Data for analysis —
____
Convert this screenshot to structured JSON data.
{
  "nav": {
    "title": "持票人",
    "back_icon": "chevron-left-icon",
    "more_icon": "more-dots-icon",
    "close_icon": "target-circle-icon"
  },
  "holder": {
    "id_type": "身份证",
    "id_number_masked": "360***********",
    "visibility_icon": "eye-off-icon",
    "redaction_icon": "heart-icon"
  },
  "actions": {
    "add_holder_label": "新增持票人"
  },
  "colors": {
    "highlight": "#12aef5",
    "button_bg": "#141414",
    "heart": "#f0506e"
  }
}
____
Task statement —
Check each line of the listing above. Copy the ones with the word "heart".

Solution to this problem —
    "redaction_icon": "heart-icon"
    "heart": "#f0506e"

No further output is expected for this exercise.